This morning, while watching some old school Sesame Street with my kid, we came across a sketch I’d completely forgotten about — but one I absolutely loved growing up. It’s something like a blend of Encyclopedia Brown and Fat Albert, with a soundtrack reminiscent of Shaft. The segments were part of Sesame Street‘s long and laudable tradition of urban-positive programming and also, probably, one of the reasons the old school Sesame Street DVDs come with a warning that the content “may not be suitable to the needs of today’s children,” or something like that. (The assumption is that black kids in the city don’t need to see positive images of themselves?) Personally, I think the sketch still rocks.
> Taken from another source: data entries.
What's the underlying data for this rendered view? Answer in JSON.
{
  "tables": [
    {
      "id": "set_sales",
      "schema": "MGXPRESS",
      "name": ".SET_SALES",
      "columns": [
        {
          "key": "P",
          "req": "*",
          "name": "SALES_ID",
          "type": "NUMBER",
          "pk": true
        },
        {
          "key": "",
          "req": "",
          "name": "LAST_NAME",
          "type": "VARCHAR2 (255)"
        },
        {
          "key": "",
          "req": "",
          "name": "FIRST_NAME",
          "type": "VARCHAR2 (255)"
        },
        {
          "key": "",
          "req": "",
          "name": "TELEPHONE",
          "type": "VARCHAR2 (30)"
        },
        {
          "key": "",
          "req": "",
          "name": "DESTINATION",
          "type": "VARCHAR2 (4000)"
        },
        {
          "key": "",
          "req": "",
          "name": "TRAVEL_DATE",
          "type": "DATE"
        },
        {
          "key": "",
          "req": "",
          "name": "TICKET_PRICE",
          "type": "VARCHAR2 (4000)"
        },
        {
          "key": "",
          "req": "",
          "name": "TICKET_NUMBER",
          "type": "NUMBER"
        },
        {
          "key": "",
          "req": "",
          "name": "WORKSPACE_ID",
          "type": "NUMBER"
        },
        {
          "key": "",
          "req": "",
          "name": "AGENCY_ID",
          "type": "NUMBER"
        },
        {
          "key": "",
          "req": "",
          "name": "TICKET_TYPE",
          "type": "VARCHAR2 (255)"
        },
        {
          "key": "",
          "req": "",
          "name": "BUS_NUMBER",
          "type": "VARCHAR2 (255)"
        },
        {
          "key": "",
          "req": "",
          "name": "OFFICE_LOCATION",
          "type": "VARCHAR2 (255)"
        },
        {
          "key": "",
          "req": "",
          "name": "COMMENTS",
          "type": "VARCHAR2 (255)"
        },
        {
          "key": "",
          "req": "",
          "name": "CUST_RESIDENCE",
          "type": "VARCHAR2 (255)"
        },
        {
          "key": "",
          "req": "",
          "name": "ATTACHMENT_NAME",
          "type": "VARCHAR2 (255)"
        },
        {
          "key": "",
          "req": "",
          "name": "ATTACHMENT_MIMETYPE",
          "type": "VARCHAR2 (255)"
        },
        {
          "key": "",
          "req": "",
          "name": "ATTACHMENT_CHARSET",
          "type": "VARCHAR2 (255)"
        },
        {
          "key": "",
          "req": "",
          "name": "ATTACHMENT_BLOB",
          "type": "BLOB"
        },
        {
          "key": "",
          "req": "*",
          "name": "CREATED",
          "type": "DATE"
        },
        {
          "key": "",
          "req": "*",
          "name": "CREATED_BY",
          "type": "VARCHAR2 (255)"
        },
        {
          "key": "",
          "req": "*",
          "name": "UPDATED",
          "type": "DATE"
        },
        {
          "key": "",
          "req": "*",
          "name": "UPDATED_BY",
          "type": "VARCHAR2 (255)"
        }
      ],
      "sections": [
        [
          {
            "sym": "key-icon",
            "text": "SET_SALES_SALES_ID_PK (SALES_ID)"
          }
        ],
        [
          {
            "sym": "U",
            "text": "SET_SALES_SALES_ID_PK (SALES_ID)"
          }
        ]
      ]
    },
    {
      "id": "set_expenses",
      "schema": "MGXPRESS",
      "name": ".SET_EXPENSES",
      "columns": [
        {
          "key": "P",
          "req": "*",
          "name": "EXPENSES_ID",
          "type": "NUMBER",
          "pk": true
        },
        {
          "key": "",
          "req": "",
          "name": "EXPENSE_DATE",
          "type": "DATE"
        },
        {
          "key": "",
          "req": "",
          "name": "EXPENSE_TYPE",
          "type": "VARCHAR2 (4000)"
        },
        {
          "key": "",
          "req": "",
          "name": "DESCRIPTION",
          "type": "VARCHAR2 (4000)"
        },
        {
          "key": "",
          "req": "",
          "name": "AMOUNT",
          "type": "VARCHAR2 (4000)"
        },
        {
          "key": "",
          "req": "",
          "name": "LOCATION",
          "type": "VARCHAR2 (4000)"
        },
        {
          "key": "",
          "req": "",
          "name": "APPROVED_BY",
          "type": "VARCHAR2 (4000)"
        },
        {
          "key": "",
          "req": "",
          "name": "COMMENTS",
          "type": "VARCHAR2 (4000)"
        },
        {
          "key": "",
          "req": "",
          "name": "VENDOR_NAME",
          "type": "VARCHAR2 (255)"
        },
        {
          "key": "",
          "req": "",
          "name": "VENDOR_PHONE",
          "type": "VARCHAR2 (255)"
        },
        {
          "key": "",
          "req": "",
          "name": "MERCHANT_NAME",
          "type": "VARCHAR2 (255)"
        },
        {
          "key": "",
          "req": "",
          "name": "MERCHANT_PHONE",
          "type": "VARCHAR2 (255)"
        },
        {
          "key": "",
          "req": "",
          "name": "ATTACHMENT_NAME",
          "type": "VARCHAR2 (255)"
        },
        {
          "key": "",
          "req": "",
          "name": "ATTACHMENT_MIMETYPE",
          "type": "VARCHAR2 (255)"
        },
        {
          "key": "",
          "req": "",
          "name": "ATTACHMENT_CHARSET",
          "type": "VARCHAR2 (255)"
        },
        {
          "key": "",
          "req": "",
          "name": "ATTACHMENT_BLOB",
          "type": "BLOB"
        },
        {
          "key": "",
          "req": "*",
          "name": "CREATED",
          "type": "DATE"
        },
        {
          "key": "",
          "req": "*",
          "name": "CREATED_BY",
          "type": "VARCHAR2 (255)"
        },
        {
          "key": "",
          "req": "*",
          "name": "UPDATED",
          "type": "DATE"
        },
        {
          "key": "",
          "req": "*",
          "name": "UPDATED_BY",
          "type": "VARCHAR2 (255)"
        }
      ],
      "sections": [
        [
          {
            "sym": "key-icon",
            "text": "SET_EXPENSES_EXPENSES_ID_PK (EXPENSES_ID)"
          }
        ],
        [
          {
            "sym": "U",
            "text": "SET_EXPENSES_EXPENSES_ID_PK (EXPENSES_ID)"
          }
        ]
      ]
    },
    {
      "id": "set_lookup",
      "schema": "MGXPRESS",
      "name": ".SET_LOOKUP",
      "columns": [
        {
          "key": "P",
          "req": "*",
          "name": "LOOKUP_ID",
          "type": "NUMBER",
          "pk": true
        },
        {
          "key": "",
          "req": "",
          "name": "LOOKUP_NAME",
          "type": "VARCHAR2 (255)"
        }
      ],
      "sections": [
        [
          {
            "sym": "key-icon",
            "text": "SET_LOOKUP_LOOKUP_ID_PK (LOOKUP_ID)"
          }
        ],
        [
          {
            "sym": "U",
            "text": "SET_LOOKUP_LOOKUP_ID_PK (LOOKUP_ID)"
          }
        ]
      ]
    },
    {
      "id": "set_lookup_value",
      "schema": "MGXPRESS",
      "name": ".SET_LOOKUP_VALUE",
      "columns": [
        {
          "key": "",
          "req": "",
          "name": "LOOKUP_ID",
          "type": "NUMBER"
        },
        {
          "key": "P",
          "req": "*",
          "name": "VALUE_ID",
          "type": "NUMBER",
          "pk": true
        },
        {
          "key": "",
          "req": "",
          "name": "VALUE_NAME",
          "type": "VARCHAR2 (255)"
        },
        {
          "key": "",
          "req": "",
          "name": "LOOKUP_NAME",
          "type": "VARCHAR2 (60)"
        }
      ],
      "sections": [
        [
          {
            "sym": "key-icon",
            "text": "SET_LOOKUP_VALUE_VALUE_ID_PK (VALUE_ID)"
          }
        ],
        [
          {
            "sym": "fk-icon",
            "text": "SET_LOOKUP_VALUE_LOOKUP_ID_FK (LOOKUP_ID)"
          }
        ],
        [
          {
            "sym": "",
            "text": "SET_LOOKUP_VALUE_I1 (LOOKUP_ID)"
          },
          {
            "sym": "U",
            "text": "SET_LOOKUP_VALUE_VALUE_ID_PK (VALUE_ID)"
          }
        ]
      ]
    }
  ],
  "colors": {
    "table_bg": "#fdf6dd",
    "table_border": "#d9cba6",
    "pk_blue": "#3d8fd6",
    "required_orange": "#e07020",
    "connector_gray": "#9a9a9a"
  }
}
I also like Roosevelt Franklin, though, so I may not be an impartial judge.

According to the Muppet Wiki,

[t]he characters of Billy Jo and Smart Susie originated in a series of children’s books by [African American writer] John Shearer, with illustrations by his father Ted Shearer. The series debuted with Billy Jo Jive, Super Private Eye: The Case of the Missing Ten Speed Bike in 1976. When the sequel The Case of the Sneaker Snatcher was published in 1977, the cover boldly advertised “Don’t miss Billy Jo Jive and Susie Sunset on Sesame Street!”

Muppet Wiki also has a rundown on individual episodes, airing between 1978 and the early 90s. Here’s “The Case of the Missing Wig,” which is what we watched this morning: